_Work item_
Could the listing below be reproduced exactly, minus its pictures?

_Source information_
——

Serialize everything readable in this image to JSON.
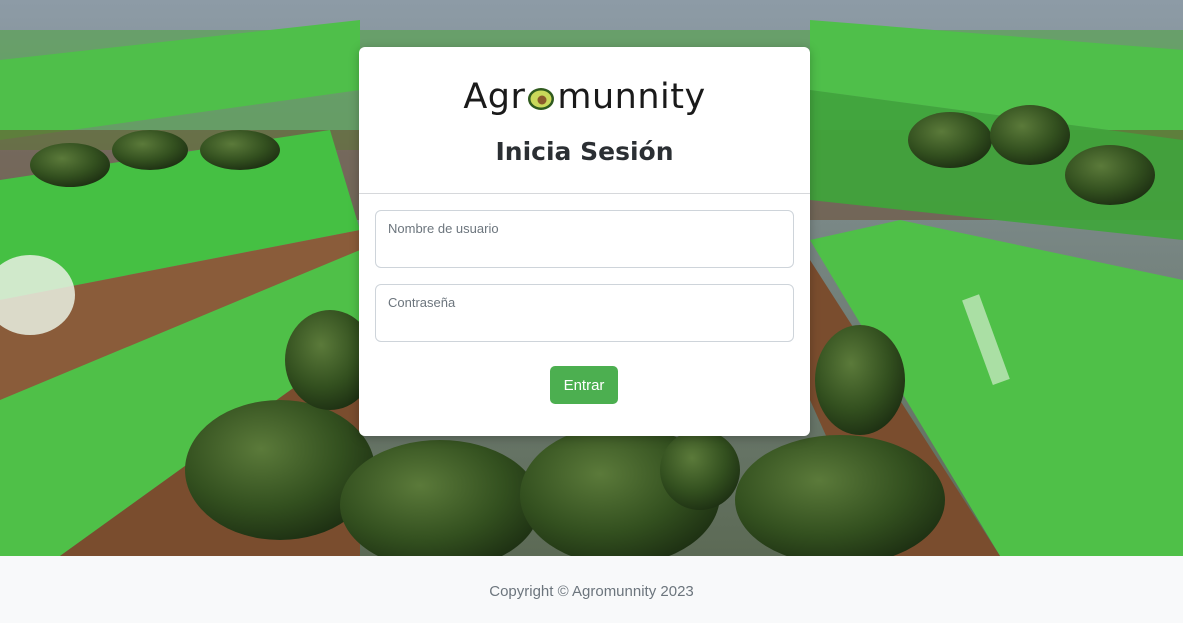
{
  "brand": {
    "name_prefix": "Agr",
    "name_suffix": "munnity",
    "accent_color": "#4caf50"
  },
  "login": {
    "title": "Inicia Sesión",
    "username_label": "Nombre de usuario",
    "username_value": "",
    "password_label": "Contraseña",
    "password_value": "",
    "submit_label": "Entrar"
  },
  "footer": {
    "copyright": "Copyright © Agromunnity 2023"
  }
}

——

_Answer_
Serialize everything readable in this image to JSON.
{
  "brand": {
    "name_prefix": "Agr",
    "name_suffix": "munnity",
    "accent_color": "#4caf50"
  },
  "login": {
    "title": "Inicia Sesión",
    "username_label": "Nombre de usuario",
    "username_value": "",
    "password_label": "Contraseña",
    "password_value": "",
    "submit_label": "Entrar"
  },
  "footer": {
    "copyright": "Copyright © Agromunnity 2023"
  }
}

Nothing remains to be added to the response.